Summary

A <length> is a CSS data type that is used to specify distance measurements using relative or absolute units. It consists of an integer or decimal number followed (without whitespace) by a unit abbreviation; the unit may be omitted if the number is zero (0).


In CSS, there are many properties that can take a length as a value — such as width, height, top and bottom — or at least part of their value, for example box-shadow, border, background-image and flex.

Length units specify a distance on the display screen or printed output. Pairs of length units are typically used to specify x/y screen coordinates or offsets. Several different kinds of length units are available:

  • Absolute lengths:
  • Relative font lengths:
  • Relative viewport lengths:

Absolute lengths

  • cm and mm specify centimeters and millimeters.
  • in units specify inches.
  • pc units specify picas, 6 per inch.
  • pt units specify points, 72 per inch.
  • px units specify pixels, 96 per inch.

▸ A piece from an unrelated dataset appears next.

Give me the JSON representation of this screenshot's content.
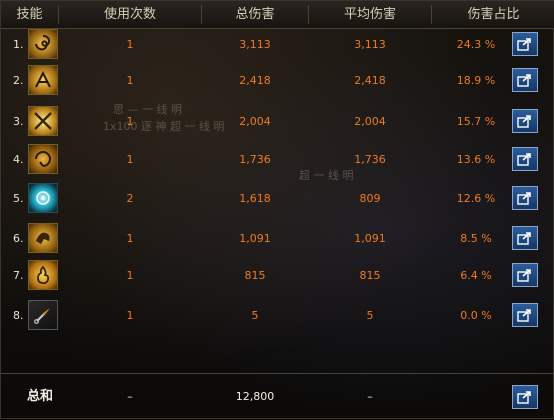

These are often referred to as CSS pixels, and do not necessarily correspond to the device's resolution.

Absolute does not mean that these units will be treated the same on every device, only that they do not depend on other style properties and that they have fixed conversion factors between them. In particular, the in and cm units will not always correspond to the "real-world" definitions of an inch or a centimeter. For devices which are usually viewed at a distance (TVs and projectors), the specifications define a reference pixel based on the expected angle it would cover in the user's field of view; the other units should be mapped relative to this reference. The reference pixel (and therefore other units) of a screen device may also be affected by user settings. For print media, it is recommended (but not required) that normal physical inches or centimeters be used as the reference value.

Relative font lengths

  • em units equal the point size (nominal height) of the current font. This is historically based on the mechanical typeset width of the (square) letter "M".
  • rem units equal the em size for the document root (usually html)
  • ex units specify the height of the letter "x" in the current font, the general height of lowercase letters without ascenders.
  • ch units specify the width of the numeral "0" in the current font, which is roughly the average for most text characters.

Relative viewport lengths

  • vw units specify a percentage of the width of the current viewport, e.g., the window.
  • vh units specify a percentage of current viewport's height.
  • vmax and vmin units specify the maximum or minimum of the viewport's width or height.

Note that percentages may refer to various length units, but for length specifies the height and width of an element, or the overall document window.

Also bear in mind that some properties accept negative values, while some don't. So for example, you can't specify negative padding, but you could use a negative margin to move a block in the direction of the negative margin's side, and you can use negative units in box-shadow to move the box left and up rather than right and down.

Examples

CSS

.info {
    position: fixed;
    /* use various units to position element */
    top: 0.5in;
    right: 2em;
    /* provide fallback value for more recent viewport units */
    width: 25%;
    width: 25vw;
}



Related specifications

Specification Status Related Changes
CSS Values and Units Module Level 3 Candidate Recommendation
CSS 2.1 W3C Recommendation Defined the CSS pixel as 1/96th of an inch.

Compatibility

Desktop

Feature Chrome Firefox (Gecko) Internet Explorer Opera Safari
Basic support ? ? ? ? ?

Mobile

Feature Android BlackBerry Chrome for mobile Firefox Mobile (Gecko) IE Mobile Opera Mobile Opera Mini Safari Mobile
Basic support ? ? ? ? ? ? ? ?